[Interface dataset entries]
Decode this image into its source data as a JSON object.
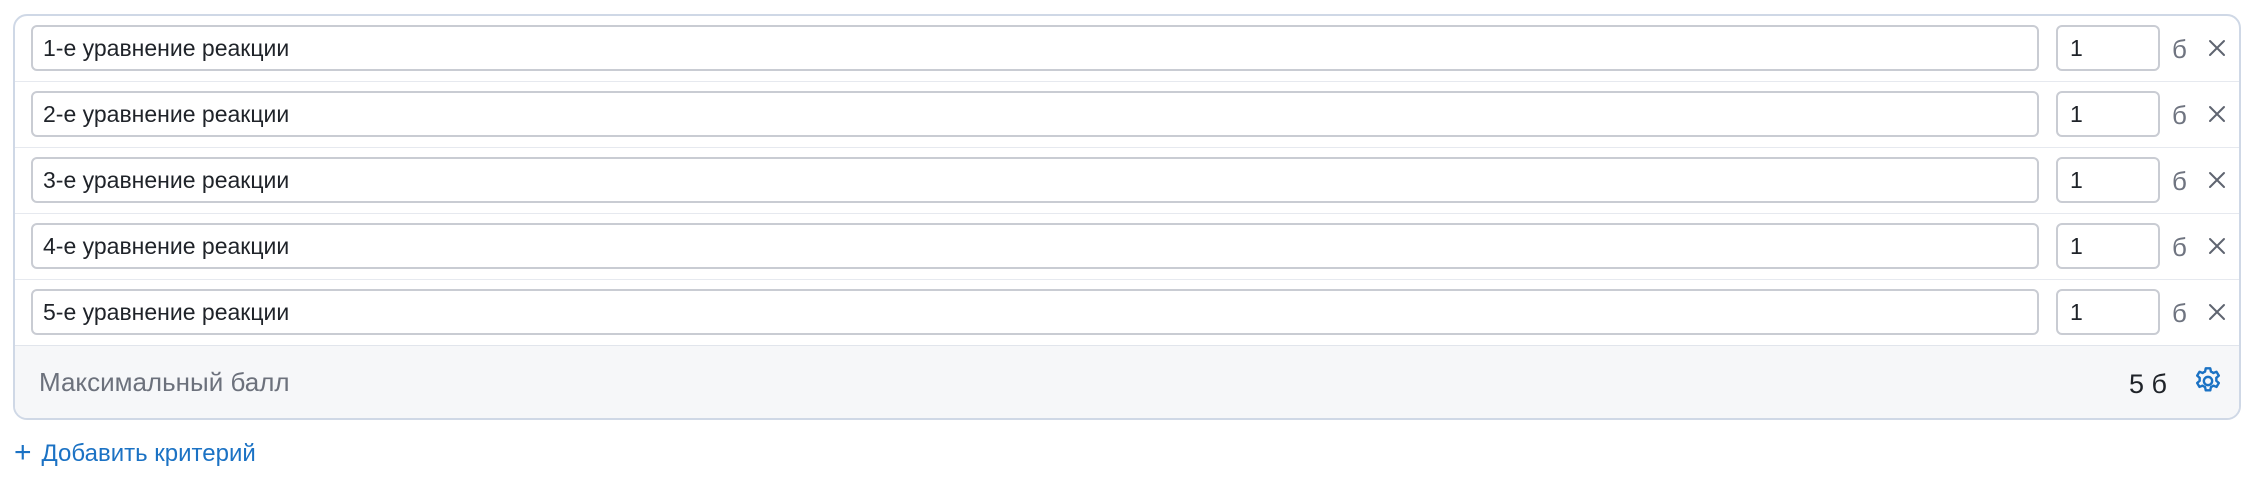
{
  "criteria": [
    {
      "label": "1-е уравнение реакции",
      "score": "1",
      "unit": "б"
    },
    {
      "label": "2-е уравнение реакции",
      "score": "1",
      "unit": "б"
    },
    {
      "label": "3-е уравнение реакции",
      "score": "1",
      "unit": "б"
    },
    {
      "label": "4-е уравнение реакции",
      "score": "1",
      "unit": "б"
    },
    {
      "label": "5-е уравнение реакции",
      "score": "1",
      "unit": "б"
    }
  ],
  "footer": {
    "max_label": "Максимальный балл",
    "max_value": "5 б",
    "settings_icon": "gear-icon"
  },
  "actions": {
    "add_label": "Добавить критерий",
    "add_icon": "+"
  },
  "colors": {
    "accent": "#1b72c4",
    "border": "#cfd8e6",
    "footer_bg": "#f6f7f9"
  }
}
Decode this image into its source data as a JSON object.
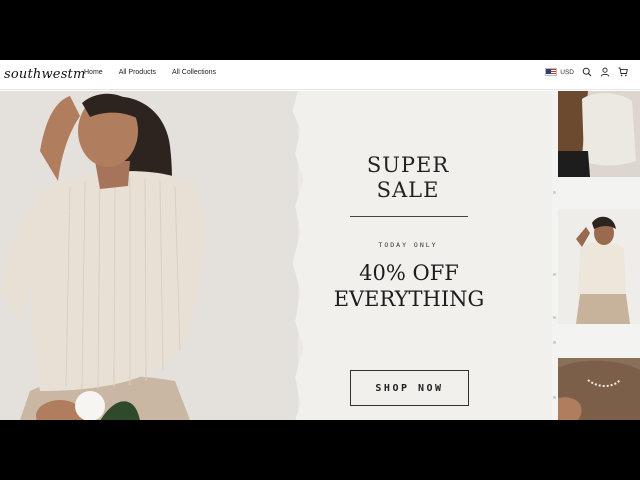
{
  "header": {
    "logo": "southwestm",
    "nav": [
      {
        "label": "Home"
      },
      {
        "label": "All Products"
      },
      {
        "label": "All Collections"
      }
    ],
    "currency": "USD",
    "icons": [
      "us-flag-icon",
      "search-icon",
      "account-icon",
      "cart-icon"
    ]
  },
  "hero": {
    "title_line1": "SUPER",
    "title_line2": "SALE",
    "tagline": "TODAY ONLY",
    "offer_line1": "40% OFF",
    "offer_line2": "EVERYTHING",
    "cta": "SHOP NOW"
  },
  "colors": {
    "background": "#ffffff",
    "paper": "#f1f0ec",
    "text": "#222222",
    "sweater": "#e8e0d4",
    "skin": "#b07d5f",
    "hair": "#2e241f"
  }
}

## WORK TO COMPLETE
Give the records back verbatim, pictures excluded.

## YOUR RESPONSE
Decode this image into its source data as a JSON object.
{
  "criteria": [
    {
      "label": "1-е уравнение реакции",
      "score": "1",
      "unit": "б"
    },
    {
      "label": "2-е уравнение реакции",
      "score": "1",
      "unit": "б"
    },
    {
      "label": "3-е уравнение реакции",
      "score": "1",
      "unit": "б"
    },
    {
      "label": "4-е уравнение реакции",
      "score": "1",
      "unit": "б"
    },
    {
      "label": "5-е уравнение реакции",
      "score": "1",
      "unit": "б"
    }
  ],
  "footer": {
    "max_label": "Максимальный балл",
    "max_value": "5 б",
    "settings_icon": "gear-icon"
  },
  "actions": {
    "add_label": "Добавить критерий",
    "add_icon": "+"
  },
  "colors": {
    "accent": "#1b72c4",
    "border": "#cfd8e6",
    "footer_bg": "#f6f7f9"
  }
}
Decode this image into its source data as a JSON object.
{
  "header": {
    "logo": "southwestm",
    "nav": [
      {
        "label": "Home"
      },
      {
        "label": "All Products"
      },
      {
        "label": "All Collections"
      }
    ],
    "currency": "USD",
    "icons": [
      "us-flag-icon",
      "search-icon",
      "account-icon",
      "cart-icon"
    ]
  },
  "hero": {
    "title_line1": "SUPER",
    "title_line2": "SALE",
    "tagline": "TODAY ONLY",
    "offer_line1": "40% OFF",
    "offer_line2": "EVERYTHING",
    "cta": "SHOP NOW"
  },
  "colors": {
    "background": "#ffffff",
    "paper": "#f1f0ec",
    "text": "#222222",
    "sweater": "#e8e0d4",
    "skin": "#b07d5f",
    "hair": "#2e241f"
  }
}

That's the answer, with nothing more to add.